It looks like it isn’t only North American residents who are receiving suspicious packages containing mysterious seeds appearing to come from China - people in Taiwan have also reported similarly strange items in their mailboxes.
In a widely-shared post visible only to group members of The Ecological Flowery Facebook group on Tuesday, Taiwanese user Lin Wen-wen wrote that she received a parcel from unknown senders in Shanghai’s Qingpu district in early July that contained a substance listed as “potting soil.”

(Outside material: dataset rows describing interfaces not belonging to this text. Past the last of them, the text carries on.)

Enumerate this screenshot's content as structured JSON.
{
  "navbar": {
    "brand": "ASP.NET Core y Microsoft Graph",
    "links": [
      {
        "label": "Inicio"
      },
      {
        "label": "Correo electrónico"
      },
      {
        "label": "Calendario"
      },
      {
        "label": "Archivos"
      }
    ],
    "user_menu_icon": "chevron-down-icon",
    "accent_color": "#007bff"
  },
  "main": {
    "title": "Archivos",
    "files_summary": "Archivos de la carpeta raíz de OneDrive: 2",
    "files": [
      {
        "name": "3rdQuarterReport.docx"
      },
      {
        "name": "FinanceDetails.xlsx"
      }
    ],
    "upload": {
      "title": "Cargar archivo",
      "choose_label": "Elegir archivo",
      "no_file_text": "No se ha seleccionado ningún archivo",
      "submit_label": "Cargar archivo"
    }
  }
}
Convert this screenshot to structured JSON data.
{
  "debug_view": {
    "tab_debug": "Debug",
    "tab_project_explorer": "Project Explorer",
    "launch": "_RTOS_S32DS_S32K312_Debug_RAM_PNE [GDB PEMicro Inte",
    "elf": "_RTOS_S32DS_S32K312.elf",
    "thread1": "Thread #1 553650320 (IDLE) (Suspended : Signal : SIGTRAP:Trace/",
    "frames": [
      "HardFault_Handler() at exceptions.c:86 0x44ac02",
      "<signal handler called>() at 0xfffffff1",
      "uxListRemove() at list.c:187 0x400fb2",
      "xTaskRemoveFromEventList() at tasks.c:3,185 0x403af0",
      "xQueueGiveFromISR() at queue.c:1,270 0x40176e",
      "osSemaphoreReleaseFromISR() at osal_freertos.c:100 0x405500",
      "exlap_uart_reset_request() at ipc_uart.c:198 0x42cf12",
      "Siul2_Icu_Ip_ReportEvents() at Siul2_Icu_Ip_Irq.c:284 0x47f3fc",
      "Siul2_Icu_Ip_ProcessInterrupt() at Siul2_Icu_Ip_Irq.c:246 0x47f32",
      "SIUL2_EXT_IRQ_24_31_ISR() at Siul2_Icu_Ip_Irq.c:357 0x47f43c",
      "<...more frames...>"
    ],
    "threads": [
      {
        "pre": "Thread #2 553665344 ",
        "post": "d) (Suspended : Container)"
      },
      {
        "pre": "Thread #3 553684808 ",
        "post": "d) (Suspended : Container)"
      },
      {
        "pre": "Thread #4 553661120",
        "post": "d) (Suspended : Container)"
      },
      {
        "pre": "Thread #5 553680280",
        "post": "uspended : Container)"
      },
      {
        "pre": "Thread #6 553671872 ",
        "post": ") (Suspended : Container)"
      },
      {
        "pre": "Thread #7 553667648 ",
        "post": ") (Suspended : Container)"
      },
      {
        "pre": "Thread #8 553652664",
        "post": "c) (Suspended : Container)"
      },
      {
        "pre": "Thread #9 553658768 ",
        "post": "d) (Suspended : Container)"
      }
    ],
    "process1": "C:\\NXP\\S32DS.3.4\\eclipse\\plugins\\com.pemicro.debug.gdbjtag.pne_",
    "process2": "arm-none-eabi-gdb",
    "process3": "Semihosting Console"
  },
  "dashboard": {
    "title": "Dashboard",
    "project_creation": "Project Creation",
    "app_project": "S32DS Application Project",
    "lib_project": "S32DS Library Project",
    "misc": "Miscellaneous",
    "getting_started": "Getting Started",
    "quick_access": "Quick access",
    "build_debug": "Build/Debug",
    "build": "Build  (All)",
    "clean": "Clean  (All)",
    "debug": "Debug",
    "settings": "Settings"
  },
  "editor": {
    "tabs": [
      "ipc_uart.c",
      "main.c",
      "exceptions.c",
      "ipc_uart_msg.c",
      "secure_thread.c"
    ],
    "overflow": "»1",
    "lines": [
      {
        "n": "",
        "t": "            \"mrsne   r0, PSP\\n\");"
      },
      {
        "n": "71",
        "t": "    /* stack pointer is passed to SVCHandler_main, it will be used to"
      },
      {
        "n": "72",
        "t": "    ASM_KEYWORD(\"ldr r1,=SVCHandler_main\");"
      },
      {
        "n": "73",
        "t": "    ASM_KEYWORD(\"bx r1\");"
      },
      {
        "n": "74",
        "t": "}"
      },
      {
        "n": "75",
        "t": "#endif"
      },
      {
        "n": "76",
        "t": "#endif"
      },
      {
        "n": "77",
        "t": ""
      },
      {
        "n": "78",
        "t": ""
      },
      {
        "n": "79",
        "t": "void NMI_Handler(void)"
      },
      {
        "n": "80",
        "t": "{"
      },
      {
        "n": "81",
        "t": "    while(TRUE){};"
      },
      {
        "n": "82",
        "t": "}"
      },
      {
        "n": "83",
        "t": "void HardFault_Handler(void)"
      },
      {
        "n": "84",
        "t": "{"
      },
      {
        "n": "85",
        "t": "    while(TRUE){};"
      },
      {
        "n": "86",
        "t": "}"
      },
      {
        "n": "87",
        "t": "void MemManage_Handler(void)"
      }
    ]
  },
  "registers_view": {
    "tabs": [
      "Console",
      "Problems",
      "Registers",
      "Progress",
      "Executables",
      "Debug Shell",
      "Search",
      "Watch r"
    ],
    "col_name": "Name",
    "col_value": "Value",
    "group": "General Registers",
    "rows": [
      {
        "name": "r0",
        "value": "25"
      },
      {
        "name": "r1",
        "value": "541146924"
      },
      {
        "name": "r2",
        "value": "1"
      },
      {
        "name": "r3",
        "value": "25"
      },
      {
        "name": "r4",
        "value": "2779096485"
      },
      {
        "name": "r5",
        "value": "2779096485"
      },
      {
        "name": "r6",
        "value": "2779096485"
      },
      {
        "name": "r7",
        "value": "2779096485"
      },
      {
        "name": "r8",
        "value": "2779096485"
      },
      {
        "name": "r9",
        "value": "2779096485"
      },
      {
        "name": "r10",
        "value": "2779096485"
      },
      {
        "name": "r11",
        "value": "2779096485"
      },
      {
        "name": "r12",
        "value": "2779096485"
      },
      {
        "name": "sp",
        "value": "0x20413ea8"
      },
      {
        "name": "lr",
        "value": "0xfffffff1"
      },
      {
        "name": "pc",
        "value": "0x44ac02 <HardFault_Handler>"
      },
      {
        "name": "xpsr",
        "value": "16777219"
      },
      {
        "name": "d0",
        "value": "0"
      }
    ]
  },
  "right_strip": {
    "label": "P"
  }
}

In her post, Lin said that she “reacted with caution” and chose not to open it. She then reported it to local authorities and was advised to turn in the parcel to the Bureau of Animal and Plant Health for inspection. Importing soil is prohibited under Taiwanese law.
Taiwanese media reported that the Council of Agriculture confirmed the package contents and issued a warning on Facebook, urging anyone who receives suspicious packages from abroad to contact its local offices.
On the PTT online forum, a popular platform in Taiwan used for public discussion, some users speculated that the seed and soil packets were tied to a mainland Chinese scam calling “brushing”.
“Someone will pose as a generous vendor and send off such rubbish to innocent buyers on apps,” explained a user by the name of FeiXiong2218. “I don’t know why people have such time to spare but it apparently boosts shady businesses.”
Following similar reports from the U.S., China’s foreign ministry responded: “The Chinese Postal Service has asked the United States Postal Service to return this fake mail to China so our authorities can conduct the necessary investigations,” Chinese foreign ministry spokesman Wang Wenbin said during a press briefing on Tuesday, July 28, adding that initial checks by the Chinese postal service showed information labels on the parcels contained errors and appeared to be fake.
Wang added that the Chinese postal service strictly adhered to the guidelines of the Universal Postal Union - a United Nations agency - about handling seeds.
American residents in several states reported receiving similar unsolicited seed packets, which come at a time of escalating tensions between China and the U.S.
In 2017, similar incidents were reported across North America and the United Kingdom, where people were receiving mysterious unordered parcels from China, often containing small household items. This practice has been attributed to “brushing” by online crime syndicates in China, in which fake orders are made and sent to legitimate delivery addresses in an attempt to boost sales and prominence amongst Chinese online retailers. It is uncertain however if the current cases are of the same intention.